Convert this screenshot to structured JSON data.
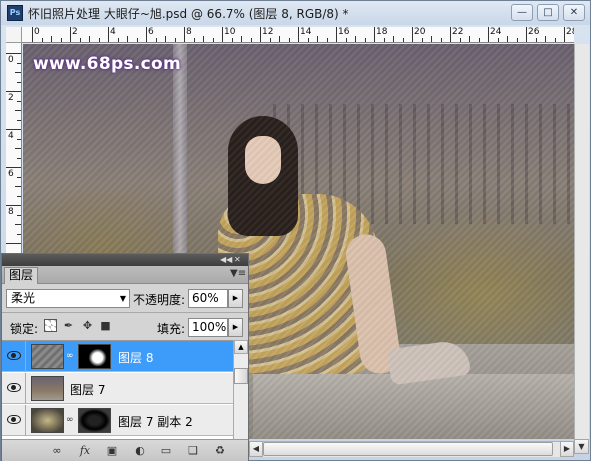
{
  "window": {
    "title": "怀旧照片处理 大眼仔~旭.psd @ 66.7% (图层 8, RGB/8) *",
    "app_icon": "Ps",
    "minimize_icon": "minimize-icon",
    "maximize_icon": "maximize-icon",
    "close_icon": "close-icon"
  },
  "rulers": {
    "top_labels": [
      "0",
      "2",
      "4",
      "6",
      "8",
      "10",
      "12",
      "14",
      "16",
      "18",
      "20",
      "22",
      "24",
      "26",
      "28"
    ],
    "left_labels": [
      "0",
      "2",
      "4",
      "6",
      "8"
    ]
  },
  "canvas": {
    "watermark": "www.68ps.com"
  },
  "layers_panel": {
    "tab_label": "图层",
    "blend_mode": "柔光",
    "opacity_label": "不透明度:",
    "opacity_value": "60%",
    "lock_label": "锁定:",
    "fill_label": "填充:",
    "fill_value": "100%",
    "layers": [
      {
        "name": "图层 8",
        "selected": true,
        "has_mask": true
      },
      {
        "name": "图层 7",
        "selected": false,
        "has_mask": false
      },
      {
        "name": "图层 7 副本 2",
        "selected": false,
        "has_mask": true
      }
    ]
  },
  "colors": {
    "selection": "#3d9bfa",
    "watermark_glow": "#5a2a8a"
  }
}
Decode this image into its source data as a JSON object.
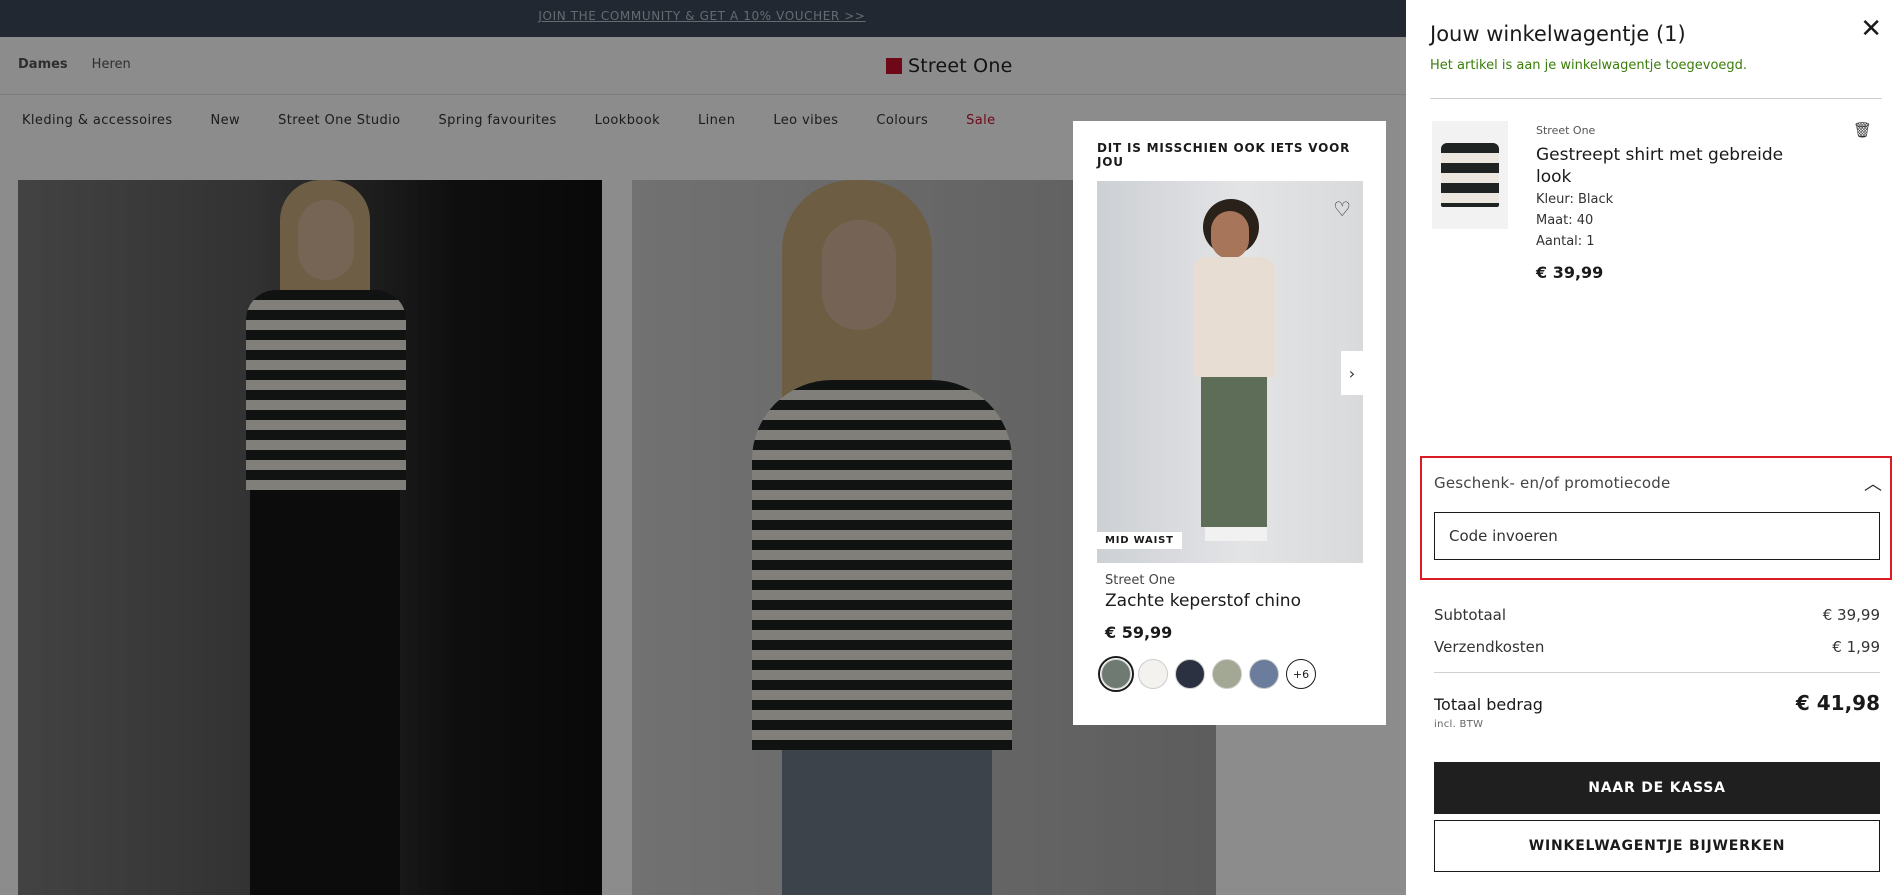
{
  "promo_bar": {
    "text": "JOIN THE COMMUNITY & GET A 10% VOUCHER >>"
  },
  "header": {
    "gender_nav": [
      "Dames",
      "Heren"
    ],
    "logo_text": "Street One"
  },
  "category_nav": [
    "Kleding & accessoires",
    "New",
    "Street One Studio",
    "Spring favourites",
    "Lookbook",
    "Linen",
    "Leo vibes",
    "Colours",
    "Sale"
  ],
  "recommendation": {
    "title": "DIT IS MISSCHIEN OOK IETS VOOR JOU",
    "badge": "MID WAIST",
    "brand": "Street One",
    "name": "Zachte keperstof chino",
    "price": "€ 59,99",
    "swatch_colors": [
      "#6f7a72",
      "#f3f2ef",
      "#2b3140",
      "#a3a894",
      "#6b7c9c"
    ],
    "more_colors": "+6"
  },
  "cart": {
    "title": "Jouw winkelwagentje (1)",
    "added_message": "Het artikel is aan je winkelwagentje toegevoegd.",
    "item": {
      "brand": "Street One",
      "name": "Gestreept shirt met gebreide look",
      "color": "Kleur: Black",
      "size": "Maat: 40",
      "quantity": "Aantal: 1",
      "price": "€ 39,99"
    },
    "promo": {
      "label": "Geschenk- en/of promotiecode",
      "placeholder": "Code invoeren",
      "value": ""
    },
    "subtotal_label": "Subtotaal",
    "subtotal_value": "€ 39,99",
    "shipping_label": "Verzendkosten",
    "shipping_value": "€ 1,99",
    "total_label": "Totaal bedrag",
    "total_value": "€ 41,98",
    "incl_vat": "incl. BTW",
    "checkout_label": "NAAR DE KASSA",
    "update_label": "WINKELWAGENTJE BIJWERKEN"
  },
  "colors": {
    "accent_red": "#c8102e",
    "success_green": "#3a7d0a",
    "highlight_border": "#d81b24"
  }
}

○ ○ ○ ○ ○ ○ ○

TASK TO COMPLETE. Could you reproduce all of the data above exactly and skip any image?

RESPONSE AREA.
Convert this screenshot to structured JSON data.
{
  "window": {
    "title": "怀旧照片处理 大眼仔~旭.psd @ 66.7% (图层 8, RGB/8) *",
    "app_icon": "Ps",
    "minimize_icon": "minimize-icon",
    "maximize_icon": "maximize-icon",
    "close_icon": "close-icon"
  },
  "rulers": {
    "top_labels": [
      "0",
      "2",
      "4",
      "6",
      "8",
      "10",
      "12",
      "14",
      "16",
      "18",
      "20",
      "22",
      "24",
      "26",
      "28"
    ],
    "left_labels": [
      "0",
      "2",
      "4",
      "6",
      "8"
    ]
  },
  "canvas": {
    "watermark": "www.68ps.com"
  },
  "layers_panel": {
    "tab_label": "图层",
    "blend_mode": "柔光",
    "opacity_label": "不透明度:",
    "opacity_value": "60%",
    "lock_label": "锁定:",
    "fill_label": "填充:",
    "fill_value": "100%",
    "layers": [
      {
        "name": "图层 8",
        "selected": true,
        "has_mask": true
      },
      {
        "name": "图层 7",
        "selected": false,
        "has_mask": false
      },
      {
        "name": "图层 7 副本 2",
        "selected": false,
        "has_mask": true
      }
    ]
  },
  "colors": {
    "selection": "#3d9bfa",
    "watermark_glow": "#5a2a8a"
  }
}
Decode this image into its source data as a JSON object.
{
  "promo_bar": {
    "text": "JOIN THE COMMUNITY & GET A 10% VOUCHER >>"
  },
  "header": {
    "gender_nav": [
      "Dames",
      "Heren"
    ],
    "logo_text": "Street One"
  },
  "category_nav": [
    "Kleding & accessoires",
    "New",
    "Street One Studio",
    "Spring favourites",
    "Lookbook",
    "Linen",
    "Leo vibes",
    "Colours",
    "Sale"
  ],
  "recommendation": {
    "title": "DIT IS MISSCHIEN OOK IETS VOOR JOU",
    "badge": "MID WAIST",
    "brand": "Street One",
    "name": "Zachte keperstof chino",
    "price": "€ 59,99",
    "swatch_colors": [
      "#6f7a72",
      "#f3f2ef",
      "#2b3140",
      "#a3a894",
      "#6b7c9c"
    ],
    "more_colors": "+6"
  },
  "cart": {
    "title": "Jouw winkelwagentje (1)",
    "added_message": "Het artikel is aan je winkelwagentje toegevoegd.",
    "item": {
      "brand": "Street One",
      "name": "Gestreept shirt met gebreide look",
      "color": "Kleur: Black",
      "size": "Maat: 40",
      "quantity": "Aantal: 1",
      "price": "€ 39,99"
    },
    "promo": {
      "label": "Geschenk- en/of promotiecode",
      "placeholder": "Code invoeren",
      "value": ""
    },
    "subtotal_label": "Subtotaal",
    "subtotal_value": "€ 39,99",
    "shipping_label": "Verzendkosten",
    "shipping_value": "€ 1,99",
    "total_label": "Totaal bedrag",
    "total_value": "€ 41,98",
    "incl_vat": "incl. BTW",
    "checkout_label": "NAAR DE KASSA",
    "update_label": "WINKELWAGENTJE BIJWERKEN"
  },
  "colors": {
    "accent_red": "#c8102e",
    "success_green": "#3a7d0a",
    "highlight_border": "#d81b24"
  }
}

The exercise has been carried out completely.